|International Classification||A63B69/06, A63B21/00, A63B21/008, A63B21/22|
|Cooperative Classification||A63B21/0088, A63B2210/50, A63B2022/0079, A63B21/225, A63B22/0076, A63B21/153|
|European Classification||A63B21/15F4, A63B22/00R|
|Oct 2, 1986||AS||Assignment|
Owner name: PRET-PARTEZ, INC., 57 SOUTH VILLAGE GREEN, IPSWICH
Free format text: ASSIGNMENT OF ASSIGNORS INTEREST.;ASSIGNOR:FAYAL, JAMES E.;REEL/FRAME:004614/0250
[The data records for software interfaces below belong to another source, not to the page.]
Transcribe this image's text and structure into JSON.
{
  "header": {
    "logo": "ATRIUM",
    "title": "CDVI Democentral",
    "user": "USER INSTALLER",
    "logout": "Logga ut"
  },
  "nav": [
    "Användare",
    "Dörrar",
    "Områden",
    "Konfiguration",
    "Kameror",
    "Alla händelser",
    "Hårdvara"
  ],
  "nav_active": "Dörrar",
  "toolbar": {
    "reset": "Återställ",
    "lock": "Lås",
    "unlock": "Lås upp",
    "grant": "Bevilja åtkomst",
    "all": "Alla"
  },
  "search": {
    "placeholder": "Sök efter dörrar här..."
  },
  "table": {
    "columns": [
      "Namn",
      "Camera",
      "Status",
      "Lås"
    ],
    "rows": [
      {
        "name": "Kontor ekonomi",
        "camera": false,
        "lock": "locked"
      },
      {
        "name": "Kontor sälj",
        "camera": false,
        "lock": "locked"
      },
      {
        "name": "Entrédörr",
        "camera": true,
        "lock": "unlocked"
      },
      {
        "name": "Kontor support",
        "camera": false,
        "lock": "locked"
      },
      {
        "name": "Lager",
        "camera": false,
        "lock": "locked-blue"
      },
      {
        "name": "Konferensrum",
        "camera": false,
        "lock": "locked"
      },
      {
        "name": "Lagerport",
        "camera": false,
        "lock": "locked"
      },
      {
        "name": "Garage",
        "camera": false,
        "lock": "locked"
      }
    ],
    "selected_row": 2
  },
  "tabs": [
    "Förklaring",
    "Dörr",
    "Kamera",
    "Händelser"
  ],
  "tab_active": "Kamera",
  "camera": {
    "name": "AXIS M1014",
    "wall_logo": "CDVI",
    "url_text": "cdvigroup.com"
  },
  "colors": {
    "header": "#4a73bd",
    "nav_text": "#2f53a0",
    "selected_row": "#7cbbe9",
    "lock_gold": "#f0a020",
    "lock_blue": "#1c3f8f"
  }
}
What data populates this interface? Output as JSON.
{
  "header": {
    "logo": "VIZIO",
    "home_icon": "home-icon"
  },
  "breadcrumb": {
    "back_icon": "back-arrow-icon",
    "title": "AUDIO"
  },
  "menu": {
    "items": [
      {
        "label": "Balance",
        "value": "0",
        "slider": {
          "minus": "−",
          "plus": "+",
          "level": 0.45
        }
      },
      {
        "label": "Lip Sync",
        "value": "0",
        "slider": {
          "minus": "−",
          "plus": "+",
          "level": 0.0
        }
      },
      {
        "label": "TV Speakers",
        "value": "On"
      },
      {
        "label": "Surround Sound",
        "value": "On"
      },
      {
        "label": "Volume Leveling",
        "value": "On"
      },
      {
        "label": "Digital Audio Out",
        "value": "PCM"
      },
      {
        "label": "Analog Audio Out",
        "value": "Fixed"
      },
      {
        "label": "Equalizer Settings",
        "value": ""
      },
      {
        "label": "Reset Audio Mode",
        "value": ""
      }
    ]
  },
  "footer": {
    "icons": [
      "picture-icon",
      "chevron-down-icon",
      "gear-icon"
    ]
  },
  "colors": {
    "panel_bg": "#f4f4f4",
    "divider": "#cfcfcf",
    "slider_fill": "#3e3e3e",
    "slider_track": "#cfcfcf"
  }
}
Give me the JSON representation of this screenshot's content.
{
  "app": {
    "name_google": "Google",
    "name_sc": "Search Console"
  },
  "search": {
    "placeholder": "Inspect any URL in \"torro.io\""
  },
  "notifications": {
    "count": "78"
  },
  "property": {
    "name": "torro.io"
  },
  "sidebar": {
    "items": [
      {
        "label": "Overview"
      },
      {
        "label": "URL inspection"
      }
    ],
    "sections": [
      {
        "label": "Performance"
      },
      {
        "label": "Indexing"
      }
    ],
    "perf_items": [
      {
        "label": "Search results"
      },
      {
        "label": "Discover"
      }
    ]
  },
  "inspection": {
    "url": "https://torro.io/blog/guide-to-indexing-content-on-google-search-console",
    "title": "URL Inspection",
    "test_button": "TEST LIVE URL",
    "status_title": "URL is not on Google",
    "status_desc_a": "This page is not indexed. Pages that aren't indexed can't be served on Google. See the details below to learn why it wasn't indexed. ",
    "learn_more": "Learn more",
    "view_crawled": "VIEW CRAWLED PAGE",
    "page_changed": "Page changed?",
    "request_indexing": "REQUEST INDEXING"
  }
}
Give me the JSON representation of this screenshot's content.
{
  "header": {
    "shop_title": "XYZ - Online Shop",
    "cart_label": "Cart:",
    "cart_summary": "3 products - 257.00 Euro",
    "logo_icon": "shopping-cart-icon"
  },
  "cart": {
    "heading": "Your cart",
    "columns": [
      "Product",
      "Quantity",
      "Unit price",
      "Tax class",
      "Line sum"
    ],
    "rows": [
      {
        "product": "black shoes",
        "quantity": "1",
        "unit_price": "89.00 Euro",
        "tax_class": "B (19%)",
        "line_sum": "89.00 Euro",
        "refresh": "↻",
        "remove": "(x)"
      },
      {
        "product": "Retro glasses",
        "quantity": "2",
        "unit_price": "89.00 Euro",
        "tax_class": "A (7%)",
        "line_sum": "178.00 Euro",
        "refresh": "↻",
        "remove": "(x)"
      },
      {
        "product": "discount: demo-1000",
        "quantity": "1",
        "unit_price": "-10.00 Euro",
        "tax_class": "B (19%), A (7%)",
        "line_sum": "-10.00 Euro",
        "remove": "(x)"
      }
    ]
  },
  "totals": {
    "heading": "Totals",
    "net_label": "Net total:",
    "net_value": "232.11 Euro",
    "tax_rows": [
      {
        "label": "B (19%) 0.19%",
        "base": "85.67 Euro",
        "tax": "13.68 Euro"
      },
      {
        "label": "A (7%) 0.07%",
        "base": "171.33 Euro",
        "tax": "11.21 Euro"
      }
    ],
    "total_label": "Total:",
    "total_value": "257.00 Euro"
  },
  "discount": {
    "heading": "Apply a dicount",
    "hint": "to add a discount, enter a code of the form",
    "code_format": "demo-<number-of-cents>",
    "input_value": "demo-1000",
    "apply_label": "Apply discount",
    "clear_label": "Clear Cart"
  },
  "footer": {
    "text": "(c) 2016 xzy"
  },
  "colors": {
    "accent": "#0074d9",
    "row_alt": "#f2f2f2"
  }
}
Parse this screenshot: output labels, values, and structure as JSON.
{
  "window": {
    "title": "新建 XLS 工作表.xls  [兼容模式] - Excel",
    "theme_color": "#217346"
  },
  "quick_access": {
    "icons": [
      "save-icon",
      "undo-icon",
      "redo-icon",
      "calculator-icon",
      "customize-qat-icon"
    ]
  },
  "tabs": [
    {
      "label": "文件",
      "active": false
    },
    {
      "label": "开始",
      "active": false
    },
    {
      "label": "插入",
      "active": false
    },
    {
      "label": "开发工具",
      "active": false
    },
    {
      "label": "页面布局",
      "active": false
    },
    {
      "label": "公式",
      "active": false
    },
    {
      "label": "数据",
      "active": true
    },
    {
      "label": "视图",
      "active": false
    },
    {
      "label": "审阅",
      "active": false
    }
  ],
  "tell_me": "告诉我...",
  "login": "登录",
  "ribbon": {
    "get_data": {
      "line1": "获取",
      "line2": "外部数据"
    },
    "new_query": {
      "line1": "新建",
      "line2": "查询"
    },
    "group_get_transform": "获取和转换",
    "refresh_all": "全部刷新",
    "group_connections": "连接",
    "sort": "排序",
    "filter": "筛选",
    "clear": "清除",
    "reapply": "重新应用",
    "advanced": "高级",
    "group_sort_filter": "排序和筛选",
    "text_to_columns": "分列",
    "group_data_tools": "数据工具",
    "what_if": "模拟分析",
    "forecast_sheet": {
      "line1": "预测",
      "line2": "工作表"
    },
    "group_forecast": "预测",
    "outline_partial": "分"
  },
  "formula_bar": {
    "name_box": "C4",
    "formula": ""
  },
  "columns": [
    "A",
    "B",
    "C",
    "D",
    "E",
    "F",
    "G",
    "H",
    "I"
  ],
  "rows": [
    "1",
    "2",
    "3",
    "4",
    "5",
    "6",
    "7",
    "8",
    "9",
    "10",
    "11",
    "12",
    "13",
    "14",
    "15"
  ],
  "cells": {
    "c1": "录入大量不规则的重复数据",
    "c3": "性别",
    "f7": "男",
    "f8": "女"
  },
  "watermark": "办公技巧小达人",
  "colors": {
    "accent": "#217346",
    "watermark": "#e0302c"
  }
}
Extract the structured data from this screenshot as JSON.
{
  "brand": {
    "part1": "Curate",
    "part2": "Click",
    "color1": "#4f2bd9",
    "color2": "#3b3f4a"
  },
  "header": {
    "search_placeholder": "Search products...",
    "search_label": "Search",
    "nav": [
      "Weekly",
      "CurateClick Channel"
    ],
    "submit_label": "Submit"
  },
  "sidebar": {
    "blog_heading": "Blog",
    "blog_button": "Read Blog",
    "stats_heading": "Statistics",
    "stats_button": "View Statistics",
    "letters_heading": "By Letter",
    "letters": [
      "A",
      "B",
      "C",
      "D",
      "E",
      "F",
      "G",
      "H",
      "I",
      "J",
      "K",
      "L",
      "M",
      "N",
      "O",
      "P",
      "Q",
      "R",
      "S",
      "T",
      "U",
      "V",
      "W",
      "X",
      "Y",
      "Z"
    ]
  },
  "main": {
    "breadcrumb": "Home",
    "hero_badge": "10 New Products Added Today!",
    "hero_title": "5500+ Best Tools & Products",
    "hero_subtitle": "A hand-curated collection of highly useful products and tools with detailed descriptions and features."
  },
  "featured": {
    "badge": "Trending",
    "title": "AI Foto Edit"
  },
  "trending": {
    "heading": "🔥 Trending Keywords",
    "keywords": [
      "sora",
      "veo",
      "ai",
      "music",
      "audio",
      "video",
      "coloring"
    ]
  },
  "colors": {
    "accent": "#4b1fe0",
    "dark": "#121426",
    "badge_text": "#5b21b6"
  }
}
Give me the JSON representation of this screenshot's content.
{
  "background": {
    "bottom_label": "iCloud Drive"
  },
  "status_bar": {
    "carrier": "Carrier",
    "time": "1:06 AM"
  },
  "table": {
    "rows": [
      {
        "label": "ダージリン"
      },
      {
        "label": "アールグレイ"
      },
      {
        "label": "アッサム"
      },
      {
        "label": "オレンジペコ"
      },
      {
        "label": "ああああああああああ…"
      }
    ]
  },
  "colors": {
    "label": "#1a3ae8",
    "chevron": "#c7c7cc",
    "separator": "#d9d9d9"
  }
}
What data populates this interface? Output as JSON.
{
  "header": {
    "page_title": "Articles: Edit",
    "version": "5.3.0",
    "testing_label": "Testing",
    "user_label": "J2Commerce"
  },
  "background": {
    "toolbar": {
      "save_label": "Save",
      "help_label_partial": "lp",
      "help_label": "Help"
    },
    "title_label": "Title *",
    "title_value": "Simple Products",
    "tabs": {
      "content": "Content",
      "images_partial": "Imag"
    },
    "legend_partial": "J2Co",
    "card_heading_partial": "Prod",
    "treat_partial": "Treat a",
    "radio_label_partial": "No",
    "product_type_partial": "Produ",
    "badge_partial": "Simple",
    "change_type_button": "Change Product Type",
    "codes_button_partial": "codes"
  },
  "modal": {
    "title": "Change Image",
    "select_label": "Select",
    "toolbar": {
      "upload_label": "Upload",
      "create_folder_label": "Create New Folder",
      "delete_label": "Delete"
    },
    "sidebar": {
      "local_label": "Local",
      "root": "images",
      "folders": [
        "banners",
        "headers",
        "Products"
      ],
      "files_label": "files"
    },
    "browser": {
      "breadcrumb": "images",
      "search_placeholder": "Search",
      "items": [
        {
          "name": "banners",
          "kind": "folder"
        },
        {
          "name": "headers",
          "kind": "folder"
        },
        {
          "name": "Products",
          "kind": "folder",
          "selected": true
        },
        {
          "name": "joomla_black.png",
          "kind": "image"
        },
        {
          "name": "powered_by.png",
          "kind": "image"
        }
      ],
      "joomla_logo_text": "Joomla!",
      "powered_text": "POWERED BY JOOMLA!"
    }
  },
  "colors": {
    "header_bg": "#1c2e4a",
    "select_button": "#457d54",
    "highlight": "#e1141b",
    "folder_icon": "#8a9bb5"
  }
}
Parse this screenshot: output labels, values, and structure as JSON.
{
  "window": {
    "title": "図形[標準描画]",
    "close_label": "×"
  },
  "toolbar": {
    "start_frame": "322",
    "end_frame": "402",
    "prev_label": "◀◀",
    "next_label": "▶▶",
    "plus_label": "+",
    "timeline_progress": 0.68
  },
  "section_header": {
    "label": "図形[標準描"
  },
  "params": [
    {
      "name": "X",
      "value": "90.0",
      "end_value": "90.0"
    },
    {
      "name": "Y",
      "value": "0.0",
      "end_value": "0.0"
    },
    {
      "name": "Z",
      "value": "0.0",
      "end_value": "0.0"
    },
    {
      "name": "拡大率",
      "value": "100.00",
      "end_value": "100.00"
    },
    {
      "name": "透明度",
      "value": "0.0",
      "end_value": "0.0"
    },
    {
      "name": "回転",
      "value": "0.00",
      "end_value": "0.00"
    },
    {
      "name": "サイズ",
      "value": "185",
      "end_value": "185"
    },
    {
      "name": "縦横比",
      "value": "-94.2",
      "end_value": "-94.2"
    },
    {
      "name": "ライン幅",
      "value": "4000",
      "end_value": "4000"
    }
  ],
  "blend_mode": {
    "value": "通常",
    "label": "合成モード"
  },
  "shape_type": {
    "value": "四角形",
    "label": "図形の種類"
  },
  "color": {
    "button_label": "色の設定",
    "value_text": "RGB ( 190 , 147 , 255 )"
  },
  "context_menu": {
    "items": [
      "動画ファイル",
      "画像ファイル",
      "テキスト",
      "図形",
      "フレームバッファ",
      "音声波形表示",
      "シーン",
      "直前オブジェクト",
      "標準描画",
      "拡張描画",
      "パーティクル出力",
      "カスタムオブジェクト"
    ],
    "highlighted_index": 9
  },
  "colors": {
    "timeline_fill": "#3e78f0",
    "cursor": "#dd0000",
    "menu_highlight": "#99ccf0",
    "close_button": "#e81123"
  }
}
Effective date: 19861001
|Jan 7, 1992||REMI||Maintenance fee reminder mailed|
|Jan 23, 1992||REMI||Maintenance fee reminder mailed|
|May 24, 1992||LAPS||Lapse for failure to pay maintenance fees|
|Jul 28, 1992||FP||Expired due to failure to pay maintenance fee|
Effective date: 19920524